- ASSIGNED TASK: All entries below are to be written out again exactly, but no picture is to be copied.

- RECORDS SHOWN:

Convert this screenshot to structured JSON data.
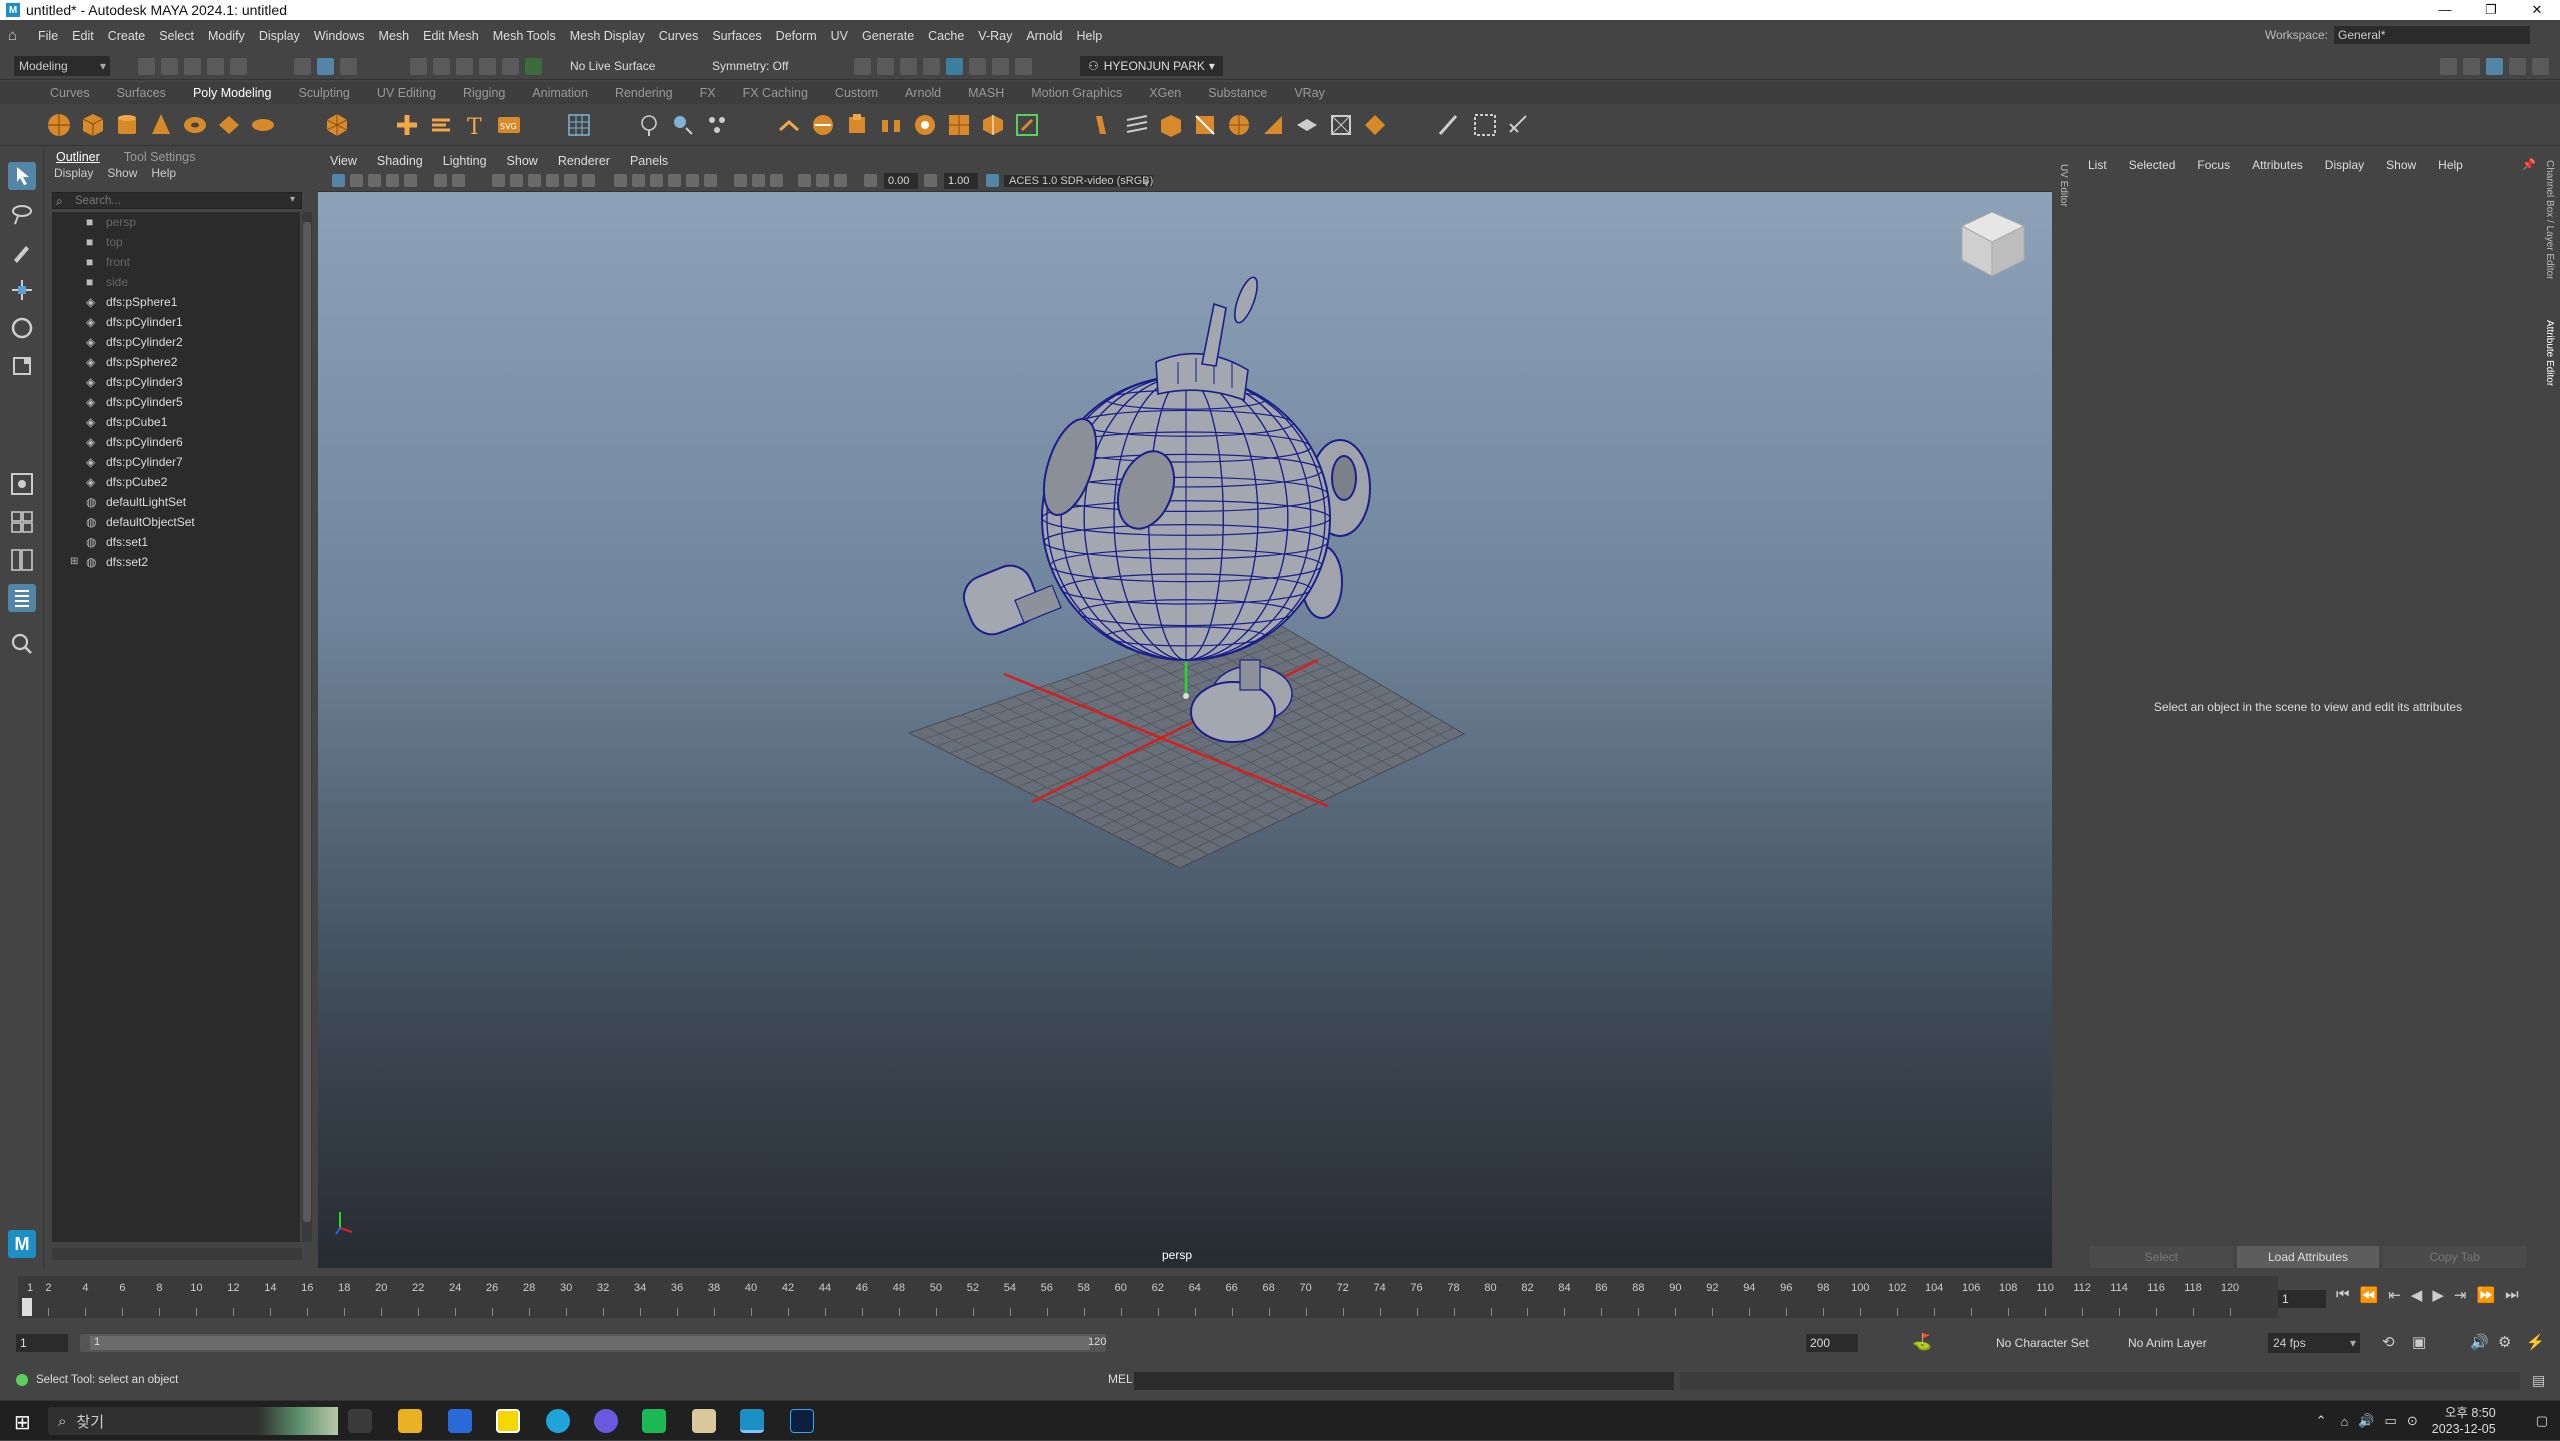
{
  "window": {
    "title": "untitled* - Autodesk MAYA 2024.1: untitled",
    "logo": "M",
    "controls": [
      "—",
      "❐",
      "✕"
    ]
  },
  "menubar": {
    "items": [
      "File",
      "Edit",
      "Create",
      "Select",
      "Modify",
      "Display",
      "Windows",
      "Mesh",
      "Edit Mesh",
      "Mesh Tools",
      "Mesh Display",
      "Curves",
      "Surfaces",
      "Deform",
      "UV",
      "Generate",
      "Cache",
      "V-Ray",
      "Arnold",
      "Help"
    ]
  },
  "workspace": {
    "label": "Workspace:",
    "value": "General*"
  },
  "statusline": {
    "mode": "Modeling",
    "live_surface": "No Live Surface",
    "symmetry": "Symmetry: Off",
    "user": "HYEONJUN PARK"
  },
  "shelf_tabs": {
    "items": [
      "Curves",
      "Surfaces",
      "Poly Modeling",
      "Sculpting",
      "UV Editing",
      "Rigging",
      "Animation",
      "Rendering",
      "FX",
      "FX Caching",
      "Custom",
      "Arnold",
      "MASH",
      "Motion Graphics",
      "XGen",
      "Substance",
      "VRay"
    ],
    "active": "Poly Modeling"
  },
  "outliner": {
    "tabs": [
      "Outliner",
      "Tool Settings"
    ],
    "menus": [
      "Display",
      "Show",
      "Help"
    ],
    "search_placeholder": "Search...",
    "items": [
      {
        "label": "persp",
        "kind": "camera",
        "dim": true
      },
      {
        "label": "top",
        "kind": "camera",
        "dim": true
      },
      {
        "label": "front",
        "kind": "camera",
        "dim": true
      },
      {
        "label": "side",
        "kind": "camera",
        "dim": true
      },
      {
        "label": "dfs:pSphere1",
        "kind": "mesh"
      },
      {
        "label": "dfs:pCylinder1",
        "kind": "mesh"
      },
      {
        "label": "dfs:pCylinder2",
        "kind": "mesh"
      },
      {
        "label": "dfs:pSphere2",
        "kind": "mesh"
      },
      {
        "label": "dfs:pCylinder3",
        "kind": "mesh"
      },
      {
        "label": "dfs:pCylinder5",
        "kind": "mesh"
      },
      {
        "label": "dfs:pCube1",
        "kind": "mesh"
      },
      {
        "label": "dfs:pCylinder6",
        "kind": "mesh"
      },
      {
        "label": "dfs:pCylinder7",
        "kind": "mesh"
      },
      {
        "label": "dfs:pCube2",
        "kind": "mesh"
      },
      {
        "label": "defaultLightSet",
        "kind": "set"
      },
      {
        "label": "defaultObjectSet",
        "kind": "set"
      },
      {
        "label": "dfs:set1",
        "kind": "set"
      },
      {
        "label": "dfs:set2",
        "kind": "set",
        "expandable": true
      }
    ]
  },
  "viewport": {
    "menus": [
      "View",
      "Shading",
      "Lighting",
      "Show",
      "Renderer",
      "Panels"
    ],
    "exposure": "0.00",
    "gamma": "1.00",
    "color_space": "ACES 1.0 SDR-video (sRGB)",
    "camera_label": "persp"
  },
  "uv_editor_tab": "UV Editor",
  "attribute_editor": {
    "menus": [
      "List",
      "Selected",
      "Focus",
      "Attributes",
      "Display",
      "Show",
      "Help"
    ],
    "message": "Select an object in the scene to view and edit its attributes",
    "buttons": [
      "Select",
      "Load Attributes",
      "Copy Tab"
    ],
    "side_tabs": [
      "Channel Box / Layer Editor",
      "Attribute Editor"
    ]
  },
  "time_slider": {
    "ticks": [
      "1",
      "2",
      "4",
      "6",
      "8",
      "10",
      "12",
      "14",
      "16",
      "18",
      "20",
      "22",
      "24",
      "26",
      "28",
      "30",
      "32",
      "34",
      "36",
      "38",
      "40",
      "42",
      "44",
      "46",
      "48",
      "50",
      "52",
      "54",
      "56",
      "58",
      "60",
      "62",
      "64",
      "66",
      "68",
      "70",
      "72",
      "74",
      "76",
      "78",
      "80",
      "82",
      "84",
      "86",
      "88",
      "90",
      "92",
      "94",
      "96",
      "98",
      "100",
      "102",
      "104",
      "106",
      "108",
      "110",
      "112",
      "114",
      "116",
      "118",
      "120"
    ],
    "current_frame": "1"
  },
  "range": {
    "start": "1",
    "inner_start": "1",
    "inner_end": "120",
    "end": "200",
    "character_set": "No Character Set",
    "anim_layer": "No Anim Layer",
    "fps": "24 fps"
  },
  "command_line": {
    "mode": "MEL",
    "help": "Select Tool: select an object"
  },
  "taskbar": {
    "search": "찾기",
    "time": "오후 8:50",
    "date": "2023-12-05"
  },
  "colors": {
    "accent": "#5285a6",
    "shelf_orange": "#d88a2a",
    "mesh_wire": "#1a1f8a",
    "grid_axis": "#d42020"
  }
}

- SOLUTION BELOW:
Convert this screenshot to structured JSON data.
{
  "window": {
    "title": "untitled* - Autodesk MAYA 2024.1: untitled",
    "logo": "M",
    "controls": [
      "—",
      "❐",
      "✕"
    ]
  },
  "menubar": {
    "items": [
      "File",
      "Edit",
      "Create",
      "Select",
      "Modify",
      "Display",
      "Windows",
      "Mesh",
      "Edit Mesh",
      "Mesh Tools",
      "Mesh Display",
      "Curves",
      "Surfaces",
      "Deform",
      "UV",
      "Generate",
      "Cache",
      "V-Ray",
      "Arnold",
      "Help"
    ]
  },
  "workspace": {
    "label": "Workspace:",
    "value": "General*"
  },
  "statusline": {
    "mode": "Modeling",
    "live_surface": "No Live Surface",
    "symmetry": "Symmetry: Off",
    "user": "HYEONJUN PARK"
  },
  "shelf_tabs": {
    "items": [
      "Curves",
      "Surfaces",
      "Poly Modeling",
      "Sculpting",
      "UV Editing",
      "Rigging",
      "Animation",
      "Rendering",
      "FX",
      "FX Caching",
      "Custom",
      "Arnold",
      "MASH",
      "Motion Graphics",
      "XGen",
      "Substance",
      "VRay"
    ],
    "active": "Poly Modeling"
  },
  "outliner": {
    "tabs": [
      "Outliner",
      "Tool Settings"
    ],
    "menus": [
      "Display",
      "Show",
      "Help"
    ],
    "search_placeholder": "Search...",
    "items": [
      {
        "label": "persp",
        "kind": "camera",
        "dim": true
      },
      {
        "label": "top",
        "kind": "camera",
        "dim": true
      },
      {
        "label": "front",
        "kind": "camera",
        "dim": true
      },
      {
        "label": "side",
        "kind": "camera",
        "dim": true
      },
      {
        "label": "dfs:pSphere1",
        "kind": "mesh"
      },
      {
        "label": "dfs:pCylinder1",
        "kind": "mesh"
      },
      {
        "label": "dfs:pCylinder2",
        "kind": "mesh"
      },
      {
        "label": "dfs:pSphere2",
        "kind": "mesh"
      },
      {
        "label": "dfs:pCylinder3",
        "kind": "mesh"
      },
      {
        "label": "dfs:pCylinder5",
        "kind": "mesh"
      },
      {
        "label": "dfs:pCube1",
        "kind": "mesh"
      },
      {
        "label": "dfs:pCylinder6",
        "kind": "mesh"
      },
      {
        "label": "dfs:pCylinder7",
        "kind": "mesh"
      },
      {
        "label": "dfs:pCube2",
        "kind": "mesh"
      },
      {
        "label": "defaultLightSet",
        "kind": "set"
      },
      {
        "label": "defaultObjectSet",
        "kind": "set"
      },
      {
        "label": "dfs:set1",
        "kind": "set"
      },
      {
        "label": "dfs:set2",
        "kind": "set",
        "expandable": true
      }
    ]
  },
  "viewport": {
    "menus": [
      "View",
      "Shading",
      "Lighting",
      "Show",
      "Renderer",
      "Panels"
    ],
    "exposure": "0.00",
    "gamma": "1.00",
    "color_space": "ACES 1.0 SDR-video (sRGB)",
    "camera_label": "persp"
  },
  "uv_editor_tab": "UV Editor",
  "attribute_editor": {
    "menus": [
      "List",
      "Selected",
      "Focus",
      "Attributes",
      "Display",
      "Show",
      "Help"
    ],
    "message": "Select an object in the scene to view and edit its attributes",
    "buttons": [
      "Select",
      "Load Attributes",
      "Copy Tab"
    ],
    "side_tabs": [
      "Channel Box / Layer Editor",
      "Attribute Editor"
    ]
  },
  "time_slider": {
    "ticks": [
      "1",
      "2",
      "4",
      "6",
      "8",
      "10",
      "12",
      "14",
      "16",
      "18",
      "20",
      "22",
      "24",
      "26",
      "28",
      "30",
      "32",
      "34",
      "36",
      "38",
      "40",
      "42",
      "44",
      "46",
      "48",
      "50",
      "52",
      "54",
      "56",
      "58",
      "60",
      "62",
      "64",
      "66",
      "68",
      "70",
      "72",
      "74",
      "76",
      "78",
      "80",
      "82",
      "84",
      "86",
      "88",
      "90",
      "92",
      "94",
      "96",
      "98",
      "100",
      "102",
      "104",
      "106",
      "108",
      "110",
      "112",
      "114",
      "116",
      "118",
      "120"
    ],
    "current_frame": "1"
  },
  "range": {
    "start": "1",
    "inner_start": "1",
    "inner_end": "120",
    "end": "200",
    "character_set": "No Character Set",
    "anim_layer": "No Anim Layer",
    "fps": "24 fps"
  },
  "command_line": {
    "mode": "MEL",
    "help": "Select Tool: select an object"
  },
  "taskbar": {
    "search": "찾기",
    "time": "오후 8:50",
    "date": "2023-12-05"
  },
  "colors": {
    "accent": "#5285a6",
    "shelf_orange": "#d88a2a",
    "mesh_wire": "#1a1f8a",
    "grid_axis": "#d42020"
  }
}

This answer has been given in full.